#### Exercise inputs ####

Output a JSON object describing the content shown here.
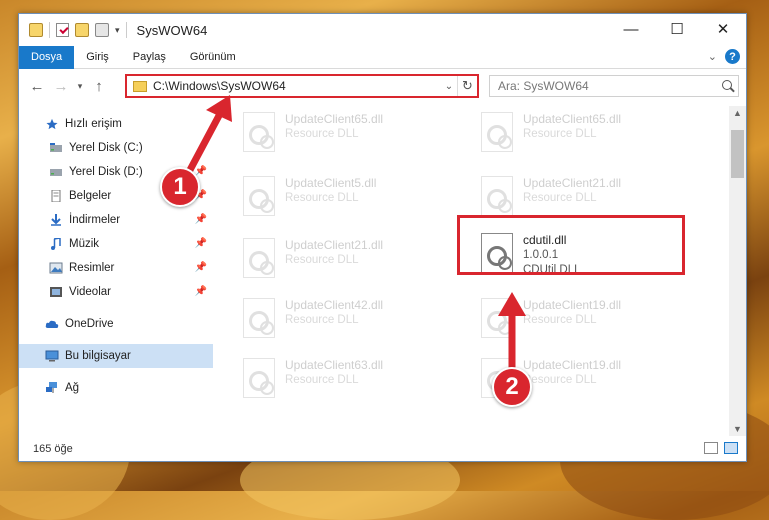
{
  "window": {
    "title": "SysWOW64",
    "controls": {
      "minimize": "—",
      "maximize": "☐",
      "close": "✕"
    }
  },
  "ribbon": {
    "tabs": [
      {
        "label": "Dosya",
        "active": true
      },
      {
        "label": "Giriş",
        "active": false
      },
      {
        "label": "Paylaş",
        "active": false
      },
      {
        "label": "Görünüm",
        "active": false
      }
    ]
  },
  "nav": {
    "address": "C:\\Windows\\SysWOW64",
    "search_placeholder": "Ara: SysWOW64"
  },
  "sidebar": {
    "items": [
      {
        "label": "Hızlı erişim",
        "icon": "star-icon",
        "pinned": false
      },
      {
        "label": "Yerel Disk (C:)",
        "icon": "drive-icon",
        "pinned": false
      },
      {
        "label": "Yerel Disk (D:)",
        "icon": "drive-icon",
        "pinned": true
      },
      {
        "label": "Belgeler",
        "icon": "documents-icon",
        "pinned": true
      },
      {
        "label": "İndirmeler",
        "icon": "download-icon",
        "pinned": true
      },
      {
        "label": "Müzik",
        "icon": "music-icon",
        "pinned": true
      },
      {
        "label": "Resimler",
        "icon": "pictures-icon",
        "pinned": true
      },
      {
        "label": "Videolar",
        "icon": "videos-icon",
        "pinned": true
      },
      {
        "label": "OneDrive",
        "icon": "cloud-icon",
        "pinned": false
      },
      {
        "label": "Bu bilgisayar",
        "icon": "computer-icon",
        "pinned": false,
        "selected": true
      },
      {
        "label": "Ağ",
        "icon": "network-icon",
        "pinned": false
      }
    ]
  },
  "files": [
    {
      "name": "UpdateClient65.dll",
      "type": "Resource DLL"
    },
    {
      "name": "UpdateClient65.dll",
      "type": "Resource DLL"
    },
    {
      "name": "UpdateClient5.dll",
      "type": "Resource DLL"
    },
    {
      "name": "UpdateClient21.dll",
      "type": "Resource DLL"
    },
    {
      "name": "UpdateClient21.dll",
      "type": "Resource DLL"
    },
    {
      "name": "cdutil.dll",
      "version": "1.0.0.1",
      "type": "CDUtil DLL",
      "highlighted": true
    },
    {
      "name": "UpdateClient42.dll",
      "type": "Resource DLL"
    },
    {
      "name": "UpdateClient19.dll",
      "type": "Resource DLL"
    },
    {
      "name": "UpdateClient63.dll",
      "type": "Resource DLL"
    },
    {
      "name": "UpdateClient19.dll",
      "type": "Resource DLL"
    }
  ],
  "status": {
    "count": "165 öğe"
  },
  "callouts": [
    "1",
    "2"
  ],
  "colors": {
    "accent": "#1979ca",
    "highlight": "#d9262e"
  }
}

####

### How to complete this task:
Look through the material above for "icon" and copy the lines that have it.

### Task solution:
        "icon": "star-icon",
        "icon": "drive-icon",
        "icon": "drive-icon",
        "icon": "documents-icon",
        "icon": "download-icon",
        "icon": "music-icon",
        "icon": "pictures-icon",
        "icon": "videos-icon",
        "icon": "cloud-icon",
        "icon": "computer-icon",
        "icon": "network-icon",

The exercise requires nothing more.